(SOURCE DATA begins)

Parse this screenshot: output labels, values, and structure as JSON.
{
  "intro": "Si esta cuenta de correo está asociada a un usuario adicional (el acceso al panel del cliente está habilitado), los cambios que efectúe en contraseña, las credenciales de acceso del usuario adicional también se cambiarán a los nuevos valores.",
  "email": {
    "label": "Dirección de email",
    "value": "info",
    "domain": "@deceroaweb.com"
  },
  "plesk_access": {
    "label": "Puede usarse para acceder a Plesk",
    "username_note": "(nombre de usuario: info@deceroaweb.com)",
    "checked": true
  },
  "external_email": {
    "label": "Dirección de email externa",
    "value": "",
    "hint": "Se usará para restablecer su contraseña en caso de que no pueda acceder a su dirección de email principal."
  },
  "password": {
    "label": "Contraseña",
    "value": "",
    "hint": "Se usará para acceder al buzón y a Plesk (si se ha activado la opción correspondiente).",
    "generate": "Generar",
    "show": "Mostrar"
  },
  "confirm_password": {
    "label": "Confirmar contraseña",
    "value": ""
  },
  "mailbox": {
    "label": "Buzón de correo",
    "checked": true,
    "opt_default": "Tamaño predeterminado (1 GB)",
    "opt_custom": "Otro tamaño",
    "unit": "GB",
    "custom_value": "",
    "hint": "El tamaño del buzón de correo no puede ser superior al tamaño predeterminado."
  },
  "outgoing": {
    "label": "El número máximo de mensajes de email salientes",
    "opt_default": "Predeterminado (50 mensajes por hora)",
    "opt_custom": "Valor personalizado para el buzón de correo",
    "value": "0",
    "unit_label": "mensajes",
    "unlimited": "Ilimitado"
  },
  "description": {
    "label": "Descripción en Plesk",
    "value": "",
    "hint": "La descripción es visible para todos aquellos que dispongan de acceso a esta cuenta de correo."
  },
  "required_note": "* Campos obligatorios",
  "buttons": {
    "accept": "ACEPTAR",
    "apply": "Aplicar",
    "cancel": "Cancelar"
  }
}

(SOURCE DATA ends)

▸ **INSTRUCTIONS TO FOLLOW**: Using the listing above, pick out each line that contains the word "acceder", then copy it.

▸ **RESULT FOR THIS EXERCISE**:
    "label": "Puede usarse para acceder a Plesk",
    "hint": "Se usará para restablecer su contraseña en caso de que no pueda acceder a su dirección de email principal."
    "hint": "Se usará para acceder al buzón y a Plesk (si se ha activado la opción correspondiente).",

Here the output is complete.